** WORK ITEM **
Locate every line in the records below that holds the word "trace" and return each one.

(Records from a data collection)
·····

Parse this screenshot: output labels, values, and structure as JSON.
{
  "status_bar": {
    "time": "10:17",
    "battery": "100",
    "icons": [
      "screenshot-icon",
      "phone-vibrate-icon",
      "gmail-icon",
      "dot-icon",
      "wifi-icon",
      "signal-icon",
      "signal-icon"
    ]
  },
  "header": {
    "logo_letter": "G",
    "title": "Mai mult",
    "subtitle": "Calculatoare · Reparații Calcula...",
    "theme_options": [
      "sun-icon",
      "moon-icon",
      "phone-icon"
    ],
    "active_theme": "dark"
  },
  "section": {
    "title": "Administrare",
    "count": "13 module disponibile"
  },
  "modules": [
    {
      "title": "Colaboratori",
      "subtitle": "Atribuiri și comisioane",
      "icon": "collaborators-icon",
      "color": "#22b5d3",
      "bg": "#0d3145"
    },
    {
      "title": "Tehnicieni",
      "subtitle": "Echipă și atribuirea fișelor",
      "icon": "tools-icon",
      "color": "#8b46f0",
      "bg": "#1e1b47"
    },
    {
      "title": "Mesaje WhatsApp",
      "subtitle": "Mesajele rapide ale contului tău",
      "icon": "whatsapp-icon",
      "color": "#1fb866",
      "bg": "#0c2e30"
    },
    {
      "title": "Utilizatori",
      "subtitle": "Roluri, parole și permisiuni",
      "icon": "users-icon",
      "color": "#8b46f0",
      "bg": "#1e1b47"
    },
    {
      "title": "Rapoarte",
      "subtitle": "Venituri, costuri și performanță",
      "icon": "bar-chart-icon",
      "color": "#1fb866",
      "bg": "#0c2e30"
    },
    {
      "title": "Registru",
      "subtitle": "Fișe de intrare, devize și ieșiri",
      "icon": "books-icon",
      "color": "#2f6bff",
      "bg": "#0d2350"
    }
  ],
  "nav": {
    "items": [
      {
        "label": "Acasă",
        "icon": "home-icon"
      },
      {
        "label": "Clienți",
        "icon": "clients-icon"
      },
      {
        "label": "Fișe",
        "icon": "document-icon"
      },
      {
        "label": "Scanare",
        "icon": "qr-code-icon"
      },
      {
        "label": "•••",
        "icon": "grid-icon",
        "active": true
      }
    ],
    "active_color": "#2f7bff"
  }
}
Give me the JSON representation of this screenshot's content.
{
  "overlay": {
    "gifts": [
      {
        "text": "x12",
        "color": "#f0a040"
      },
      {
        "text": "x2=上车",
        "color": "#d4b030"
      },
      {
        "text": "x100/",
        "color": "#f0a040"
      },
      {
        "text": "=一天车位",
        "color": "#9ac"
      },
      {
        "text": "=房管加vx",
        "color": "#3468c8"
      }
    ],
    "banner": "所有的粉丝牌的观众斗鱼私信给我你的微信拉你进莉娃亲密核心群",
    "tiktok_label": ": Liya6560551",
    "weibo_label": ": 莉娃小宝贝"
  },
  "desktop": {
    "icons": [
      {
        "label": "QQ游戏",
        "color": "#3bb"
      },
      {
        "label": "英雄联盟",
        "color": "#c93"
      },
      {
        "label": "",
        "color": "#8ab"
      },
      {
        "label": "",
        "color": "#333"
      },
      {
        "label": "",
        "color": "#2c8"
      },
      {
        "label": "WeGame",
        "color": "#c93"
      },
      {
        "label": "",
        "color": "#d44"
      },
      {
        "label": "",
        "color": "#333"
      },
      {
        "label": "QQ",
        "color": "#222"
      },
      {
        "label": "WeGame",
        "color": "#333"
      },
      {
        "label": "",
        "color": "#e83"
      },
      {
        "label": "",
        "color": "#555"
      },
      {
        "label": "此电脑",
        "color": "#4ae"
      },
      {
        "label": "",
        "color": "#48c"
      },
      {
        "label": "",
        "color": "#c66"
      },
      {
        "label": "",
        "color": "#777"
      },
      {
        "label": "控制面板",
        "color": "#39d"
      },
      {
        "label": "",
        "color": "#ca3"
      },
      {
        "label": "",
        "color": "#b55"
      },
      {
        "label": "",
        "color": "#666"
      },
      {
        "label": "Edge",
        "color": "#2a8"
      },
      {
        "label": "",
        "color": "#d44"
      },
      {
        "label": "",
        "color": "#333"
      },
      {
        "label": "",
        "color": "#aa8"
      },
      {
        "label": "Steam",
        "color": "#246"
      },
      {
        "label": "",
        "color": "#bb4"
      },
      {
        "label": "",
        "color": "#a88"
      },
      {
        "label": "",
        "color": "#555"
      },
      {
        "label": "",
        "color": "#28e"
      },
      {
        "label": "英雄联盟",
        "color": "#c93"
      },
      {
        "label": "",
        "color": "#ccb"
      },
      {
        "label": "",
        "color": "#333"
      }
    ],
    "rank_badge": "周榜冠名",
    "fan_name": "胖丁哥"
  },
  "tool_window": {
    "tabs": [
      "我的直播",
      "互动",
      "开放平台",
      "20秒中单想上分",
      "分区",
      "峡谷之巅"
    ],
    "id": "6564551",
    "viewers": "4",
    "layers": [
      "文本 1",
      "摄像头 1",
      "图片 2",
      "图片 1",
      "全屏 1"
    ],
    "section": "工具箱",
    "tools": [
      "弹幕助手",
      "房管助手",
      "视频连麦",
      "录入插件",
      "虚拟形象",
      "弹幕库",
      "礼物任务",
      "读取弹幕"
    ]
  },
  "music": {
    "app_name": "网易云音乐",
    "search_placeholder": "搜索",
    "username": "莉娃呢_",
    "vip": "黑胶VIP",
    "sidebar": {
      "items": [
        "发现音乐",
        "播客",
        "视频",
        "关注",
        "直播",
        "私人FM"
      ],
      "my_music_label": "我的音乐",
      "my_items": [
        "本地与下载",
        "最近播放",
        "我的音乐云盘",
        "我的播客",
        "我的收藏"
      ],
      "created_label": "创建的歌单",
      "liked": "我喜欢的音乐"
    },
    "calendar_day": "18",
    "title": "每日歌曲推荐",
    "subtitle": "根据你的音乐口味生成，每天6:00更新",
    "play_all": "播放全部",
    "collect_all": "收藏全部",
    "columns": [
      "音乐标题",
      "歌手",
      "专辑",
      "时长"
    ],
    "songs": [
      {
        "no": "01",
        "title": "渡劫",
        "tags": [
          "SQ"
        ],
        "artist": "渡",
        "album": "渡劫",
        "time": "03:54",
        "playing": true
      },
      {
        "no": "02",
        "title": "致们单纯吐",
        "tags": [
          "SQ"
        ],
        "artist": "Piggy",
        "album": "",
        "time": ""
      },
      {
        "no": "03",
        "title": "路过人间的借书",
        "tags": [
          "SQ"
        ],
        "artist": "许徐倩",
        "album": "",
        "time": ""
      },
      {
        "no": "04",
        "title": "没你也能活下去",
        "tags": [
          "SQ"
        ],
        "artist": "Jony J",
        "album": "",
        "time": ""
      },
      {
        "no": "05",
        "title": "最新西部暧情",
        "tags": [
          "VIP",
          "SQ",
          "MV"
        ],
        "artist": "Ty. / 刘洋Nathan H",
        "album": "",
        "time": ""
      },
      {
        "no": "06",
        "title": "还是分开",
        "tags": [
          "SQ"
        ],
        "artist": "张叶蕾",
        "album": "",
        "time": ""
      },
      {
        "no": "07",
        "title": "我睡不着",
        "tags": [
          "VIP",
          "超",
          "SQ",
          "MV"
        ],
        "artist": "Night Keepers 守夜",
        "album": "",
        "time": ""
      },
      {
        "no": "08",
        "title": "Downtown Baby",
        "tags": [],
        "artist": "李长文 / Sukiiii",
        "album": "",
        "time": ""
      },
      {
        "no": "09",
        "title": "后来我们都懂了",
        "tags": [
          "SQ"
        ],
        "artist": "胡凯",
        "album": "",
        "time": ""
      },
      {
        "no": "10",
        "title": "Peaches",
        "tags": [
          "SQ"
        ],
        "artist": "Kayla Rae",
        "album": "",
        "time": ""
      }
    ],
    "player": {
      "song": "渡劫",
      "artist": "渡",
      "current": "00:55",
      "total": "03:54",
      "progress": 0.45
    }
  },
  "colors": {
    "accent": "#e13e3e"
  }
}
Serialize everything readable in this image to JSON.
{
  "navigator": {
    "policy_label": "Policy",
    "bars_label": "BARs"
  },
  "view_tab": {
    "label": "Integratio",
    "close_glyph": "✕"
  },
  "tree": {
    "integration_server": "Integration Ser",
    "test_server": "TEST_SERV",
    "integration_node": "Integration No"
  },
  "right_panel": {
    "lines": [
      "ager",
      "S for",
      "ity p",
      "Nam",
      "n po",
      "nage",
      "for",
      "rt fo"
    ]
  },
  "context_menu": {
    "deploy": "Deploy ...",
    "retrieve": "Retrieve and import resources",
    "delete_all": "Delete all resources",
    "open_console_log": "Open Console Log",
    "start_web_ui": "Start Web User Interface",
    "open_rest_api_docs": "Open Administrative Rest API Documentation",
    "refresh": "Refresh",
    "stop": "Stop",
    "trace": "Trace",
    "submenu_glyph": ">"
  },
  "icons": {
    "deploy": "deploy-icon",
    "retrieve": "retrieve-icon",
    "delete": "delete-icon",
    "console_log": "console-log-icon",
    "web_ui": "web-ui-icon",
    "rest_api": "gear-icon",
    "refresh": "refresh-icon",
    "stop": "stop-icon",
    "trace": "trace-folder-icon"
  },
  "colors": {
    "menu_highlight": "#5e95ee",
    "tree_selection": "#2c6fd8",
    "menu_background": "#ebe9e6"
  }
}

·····

** ANSWER TO THIS PROBLEM **
    "trace": "Trace",
    "trace": "trace-folder-icon"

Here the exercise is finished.